Last Sunday I did something I very rarely do. I preached another preacher’s sermon. The sermon, “the Jordan River” was adapted from a sermon preached by J.W. McGarvey back in 1893! When I read that sermon, I was so moved by it that I just knew I had to try to preach it myself. I’m sure I did not do it justice, but I found the material fascinating, memorable and extremely encouraging. Toward the end of that sermon, I made the point that one of the reasons that the Jordan River is famous is because of the association it has in the minds of believers regarding death and crossing over into the promised land. Metaphorically, we cross over the Jordan when our period of earthly, “desert wanderings” is finished, and we are ready to move into that sweet home of eternal comfort and bliss.
When I preached that sermon, I knew the time was short for our dear sister, Melba Deitrick. The wife of Don Deitrick, one of our elders, sister Melba has been struggling physically for quite a few months, and the time of her departure was at hand. At this writing, as of early this morning (1/27/2021), she has “crossed over the Jordan” to be with the Lord on the other side. She has ventured safely into that “land which knows no parting.”

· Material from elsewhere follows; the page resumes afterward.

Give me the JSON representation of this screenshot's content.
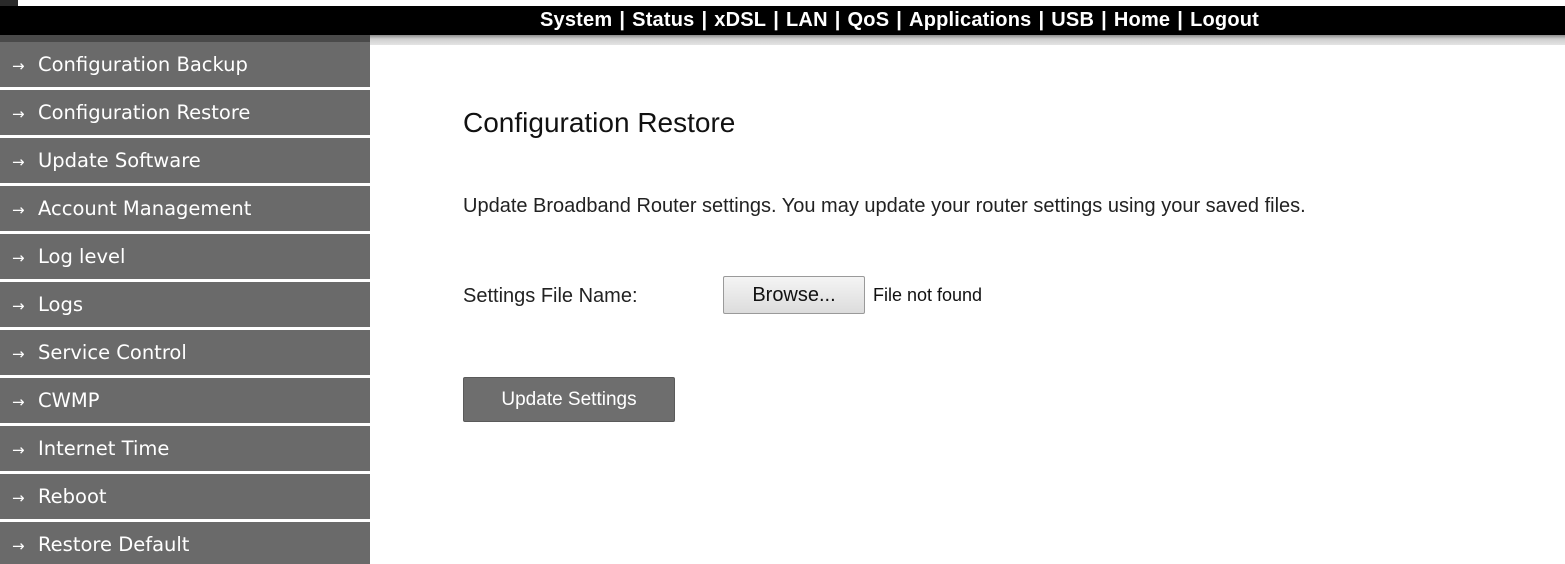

There are many words of tribute and memorialization which will be uttered about Melba in the days and weeks ahead. She lived an amazing life which has influenced many, and her legacy will continue to have a positive, encouraging influence long into the future. One of the passages from brother McGarvey’s sermon which I did not specifically use, but which seems now especially appropriate, reads as follows: “But now we pass on, and treat more briefly, by far, the last source of this wondrous river’s fame. It is the association which connects it in the minds of Christians with that which is very dear and precious to every Christian heart, when we sing that good old song, “On Jordan’s stormy banks I stand, And cast a wishful eye; To Canaan’s fair and happy land, Where my possessions lie.” Here is a mingling of the ideal and the real which is very strange; but the ideal is caught by every man that sings it, round the whole earth…Every man imagines himself standing on the literal Jordan, and at the same time he instinctively feels himself standing on the brink of that dark river separating us from the heavenly land. Every man, when he hears that song, looks over to the hills of the earthly Canaan, and at the same time is gazing upon the blooming fields of the everlasting paradise of God. And why this association? Because, when Israel had wandered and wandered, until now they were within full view of the land of promise, they must yet cross that dark and swollen river, before they can enter into it. And if they had gone into that river just as they were, with none but their own strength, they would have been washed away, every one of them, down into the Red Sea, and the nation would have perished. Just so, when you and I shall have wandered, no matter how long, we finally come to that which is properly called a deep, dark river, a turbid stream that we must cross. If we plunge into it in our own unaided power, we sink to rise no more. The bottomless pit receives us. The Israelites were able to cross that river because God himself was in their midst, and standing by Joshua their leader; and you and I will be able to cross this one, and stand on the eternal shores, if only God and Christ are with us when we make the plunge. We often have a false conception about death, to our own injury, and to the disturbance of our thoughts; we think of it, perhaps, as a plunge into some dark, cold, chilly stream, as it is represented in John Bunyan’s Pilgrim’s Progress–we sink down and touch bottom, and spring up, and in the darkness we struggle and pant until, after a long and fearful effort, our feet begin to touch bottom toward the other shore. I do not believe that. I believe that all the pain you and I will suffer will be on this side of death, this side of the river. I believe it will be with you and me (if God be with us there) as it was with the Israelites–that the very moment our feet begin to dip in the brim of death, death will vanish, and we are over there at once–you will cross it as soon as you touch it. There is no long, dark, terrible struggle. When you touch death it is gone forever, the light of the glorious land shines that moment upon your soul, and the glories of the eternal world are in your eye. I believe that. And what a blessed thing it is.”
-by Robert C. Veil, Jr.